═════ SUPPLIED MATERIAL ═════
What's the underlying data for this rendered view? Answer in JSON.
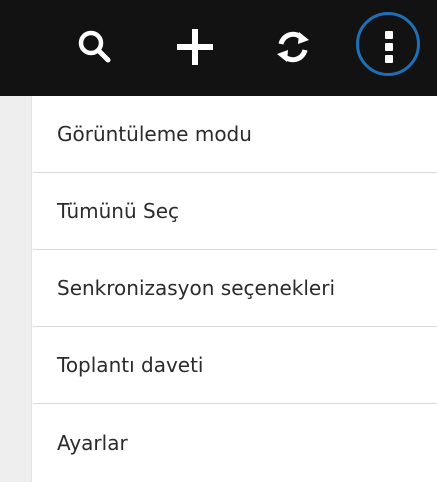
{
  "toolbar": {
    "actions": [
      {
        "icon": "search-icon"
      },
      {
        "icon": "plus-icon"
      },
      {
        "icon": "sync-icon"
      },
      {
        "icon": "overflow-menu-icon"
      }
    ],
    "background": "#121212",
    "highlight_color": "#1e6fb8"
  },
  "menu": {
    "items": [
      {
        "label": "Görüntüleme modu"
      },
      {
        "label": "Tümünü Seç"
      },
      {
        "label": "Senkronizasyon seçenekleri"
      },
      {
        "label": "Toplantı daveti"
      },
      {
        "label": "Ayarlar"
      }
    ]
  }
}
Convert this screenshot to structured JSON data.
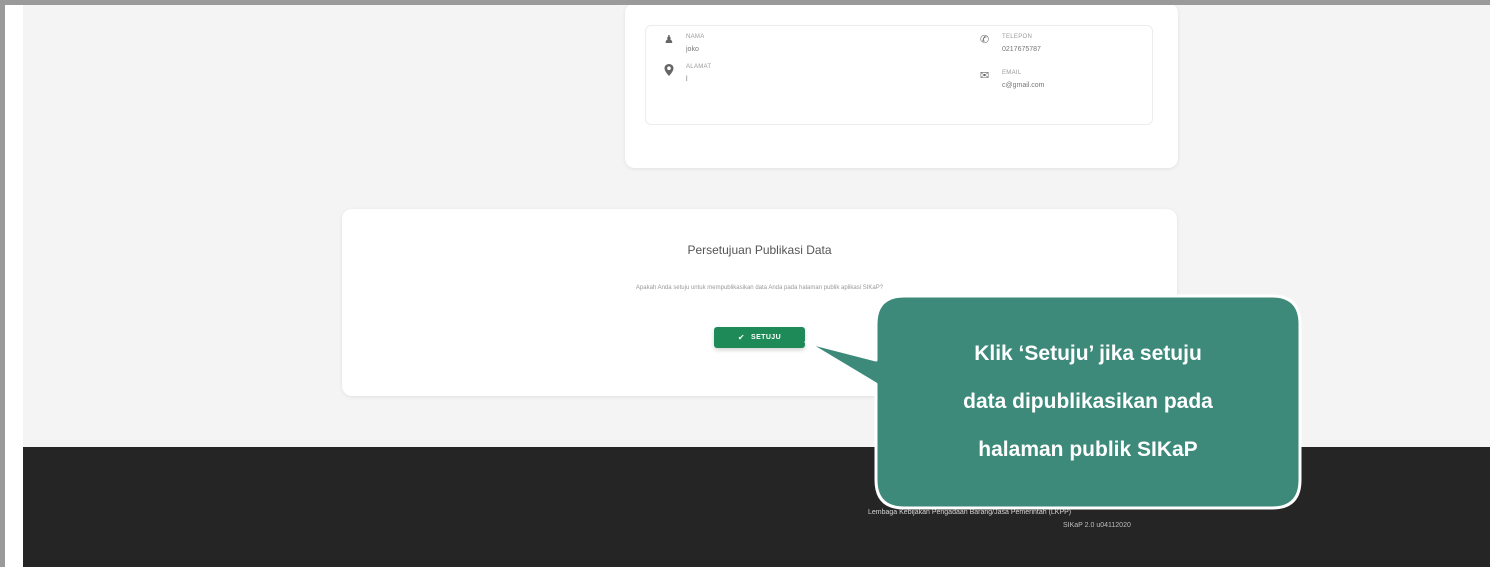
{
  "contact": {
    "nama_label": "NAMA",
    "nama_value": "joko",
    "alamat_label": "ALAMAT",
    "alamat_value": "l",
    "telepon_label": "TELEPON",
    "telepon_value": "0217675787",
    "email_label": "EMAIL",
    "email_value": "c@gmail.com"
  },
  "consent": {
    "title": "Persetujuan Publikasi Data",
    "description": "Apakah Anda setuju untuk mempublikasikan data Anda pada halaman publik aplikasi SIKaP?",
    "button_label": "SETUJU"
  },
  "footer": {
    "line1": "Lembaga Kebijakan Pengadaan Barang/Jasa Pemerintah (LKPP)",
    "line2": "SIKaP 2.0 u04112020"
  },
  "callout": {
    "line1": "Klik ‘Setuju’ jika setuju",
    "line2": "data dipublikasikan pada",
    "line3": "halaman publik SIKaP"
  },
  "colors": {
    "accent_green": "#1e8a58",
    "callout_teal": "#3d8a7b",
    "footer_bg": "#252525"
  }
}
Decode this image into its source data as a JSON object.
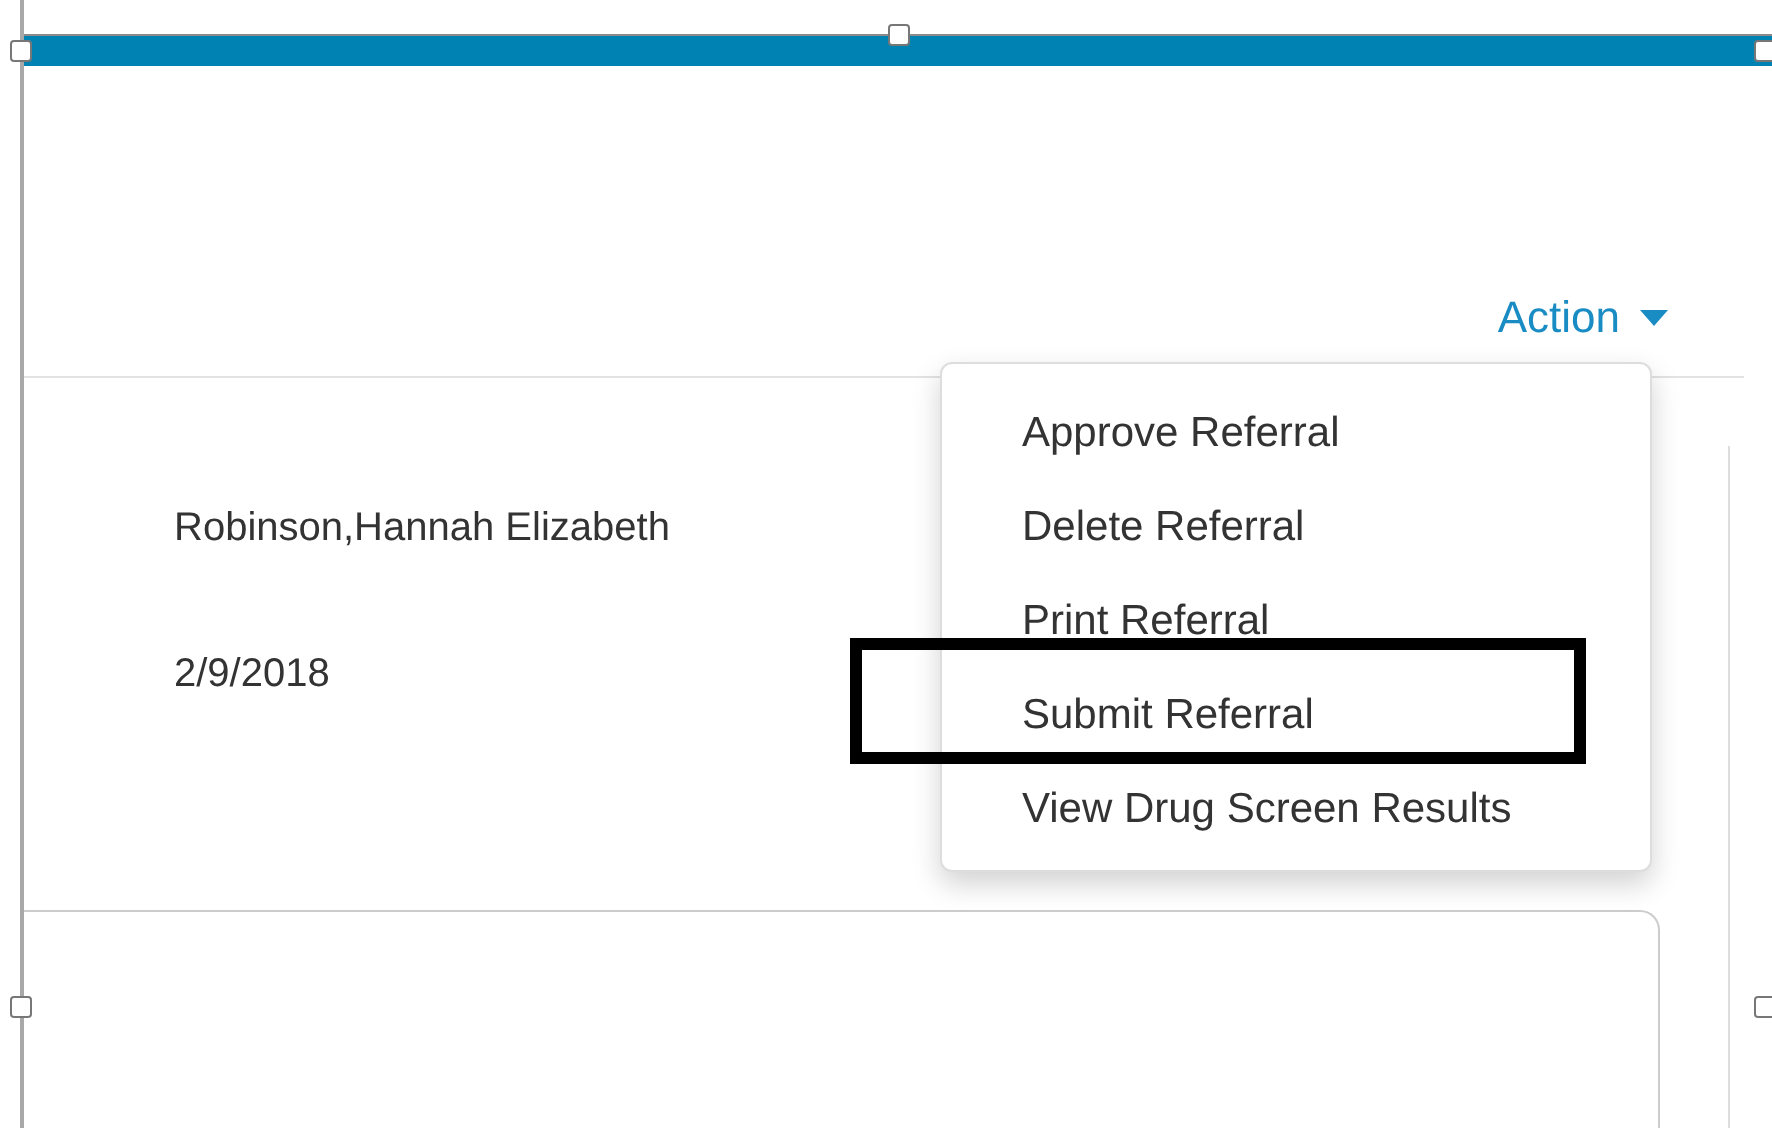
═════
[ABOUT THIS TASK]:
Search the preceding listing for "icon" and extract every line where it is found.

[ANSWER TO THIS TASK]:
        "icon": "search-icon"
        "icon": "plus-icon"
        "icon": "sync-icon"
        "icon": "overflow-menu-icon"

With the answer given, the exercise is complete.